Records drawn from a dataset:
-*-

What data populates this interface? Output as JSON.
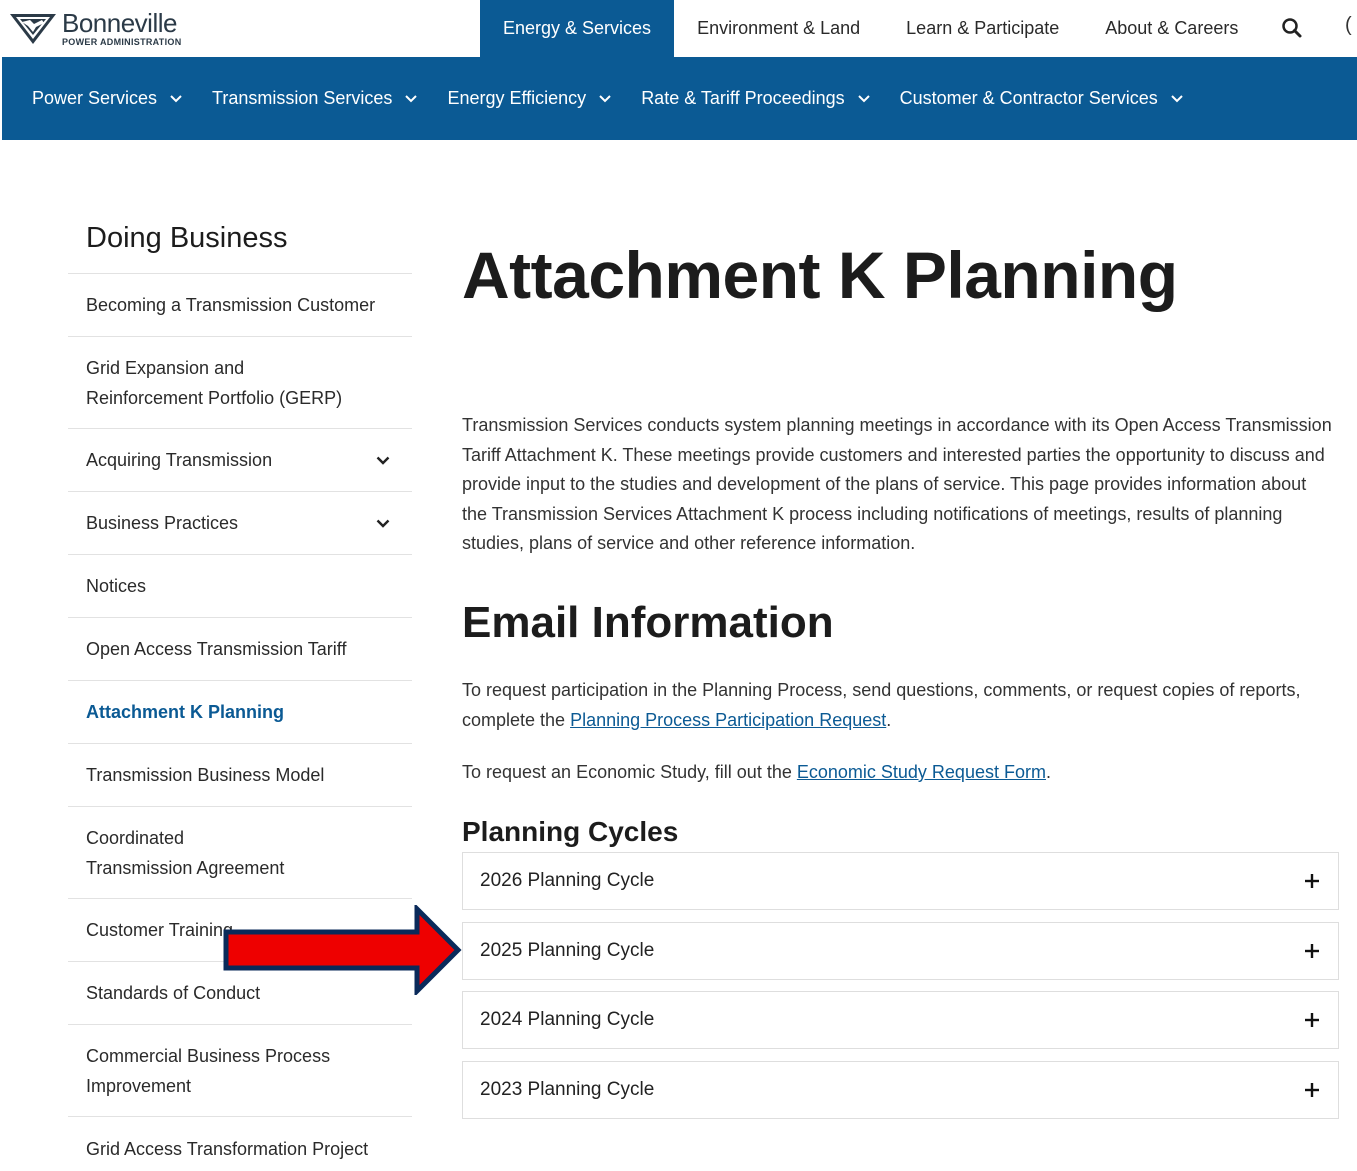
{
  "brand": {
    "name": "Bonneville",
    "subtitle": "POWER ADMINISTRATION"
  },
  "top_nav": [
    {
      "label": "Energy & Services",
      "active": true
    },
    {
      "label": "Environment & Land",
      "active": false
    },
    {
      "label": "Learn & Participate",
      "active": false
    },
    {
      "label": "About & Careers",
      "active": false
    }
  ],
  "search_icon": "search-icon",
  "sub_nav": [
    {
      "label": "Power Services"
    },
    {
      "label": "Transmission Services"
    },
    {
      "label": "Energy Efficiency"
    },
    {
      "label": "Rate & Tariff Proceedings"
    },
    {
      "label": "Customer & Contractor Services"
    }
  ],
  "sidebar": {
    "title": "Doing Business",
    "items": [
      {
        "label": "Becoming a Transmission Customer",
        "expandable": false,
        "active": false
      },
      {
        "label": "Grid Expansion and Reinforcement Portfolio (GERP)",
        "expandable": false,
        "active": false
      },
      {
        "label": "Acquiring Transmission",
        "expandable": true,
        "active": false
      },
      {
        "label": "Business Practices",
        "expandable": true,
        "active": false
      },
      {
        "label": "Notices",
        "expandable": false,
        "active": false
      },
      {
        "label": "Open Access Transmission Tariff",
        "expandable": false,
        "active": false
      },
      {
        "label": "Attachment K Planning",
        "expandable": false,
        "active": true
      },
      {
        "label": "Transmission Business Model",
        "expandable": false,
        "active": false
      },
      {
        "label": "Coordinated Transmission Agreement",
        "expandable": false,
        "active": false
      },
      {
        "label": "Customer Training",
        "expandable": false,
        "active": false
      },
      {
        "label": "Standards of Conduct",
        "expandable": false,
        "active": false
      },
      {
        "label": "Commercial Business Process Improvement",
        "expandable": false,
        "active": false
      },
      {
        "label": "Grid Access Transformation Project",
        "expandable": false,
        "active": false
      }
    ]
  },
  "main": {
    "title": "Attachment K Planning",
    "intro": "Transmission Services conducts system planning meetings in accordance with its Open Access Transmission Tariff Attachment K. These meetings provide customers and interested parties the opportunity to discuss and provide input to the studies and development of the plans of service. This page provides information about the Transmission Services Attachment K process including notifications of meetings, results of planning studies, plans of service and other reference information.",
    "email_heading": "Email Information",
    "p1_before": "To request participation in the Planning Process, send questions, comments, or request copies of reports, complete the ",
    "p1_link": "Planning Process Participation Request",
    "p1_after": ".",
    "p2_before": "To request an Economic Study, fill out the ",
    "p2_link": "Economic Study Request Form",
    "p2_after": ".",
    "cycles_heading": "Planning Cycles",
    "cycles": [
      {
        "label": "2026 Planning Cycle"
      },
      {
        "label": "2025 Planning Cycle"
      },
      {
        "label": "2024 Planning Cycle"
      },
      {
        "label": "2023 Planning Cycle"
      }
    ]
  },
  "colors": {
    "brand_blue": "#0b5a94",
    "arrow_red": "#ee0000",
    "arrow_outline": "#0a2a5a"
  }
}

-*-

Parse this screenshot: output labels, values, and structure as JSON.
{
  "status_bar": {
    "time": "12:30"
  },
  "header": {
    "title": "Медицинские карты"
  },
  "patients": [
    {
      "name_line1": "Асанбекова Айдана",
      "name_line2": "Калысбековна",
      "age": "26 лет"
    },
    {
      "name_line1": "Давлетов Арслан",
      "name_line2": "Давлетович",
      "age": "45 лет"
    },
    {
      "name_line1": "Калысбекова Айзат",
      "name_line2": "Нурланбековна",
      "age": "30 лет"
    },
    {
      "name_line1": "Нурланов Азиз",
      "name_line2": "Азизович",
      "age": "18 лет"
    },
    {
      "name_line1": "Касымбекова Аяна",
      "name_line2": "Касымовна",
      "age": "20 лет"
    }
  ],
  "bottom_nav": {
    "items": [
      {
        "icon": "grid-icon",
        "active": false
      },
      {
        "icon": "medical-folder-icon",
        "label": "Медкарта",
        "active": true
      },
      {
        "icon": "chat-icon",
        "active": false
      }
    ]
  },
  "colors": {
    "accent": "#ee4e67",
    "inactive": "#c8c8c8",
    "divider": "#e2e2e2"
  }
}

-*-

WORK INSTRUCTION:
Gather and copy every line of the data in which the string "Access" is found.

RESPONSE AREA:
        "label": "Open Access Transmission Tariff",
        "label": "Grid Access Transformation Project",
    "intro": "Transmission Services conducts system planning meetings in accordance with its Open Access Transmission Tariff Attachment K. These meetings provide customers and interested parties the opportunity to discuss and provide input to the studies and development of the plans of service. This page provides information about the Transmission Services Attachment K process including notifications of meetings, results of planning studies, plans of service and other reference information.",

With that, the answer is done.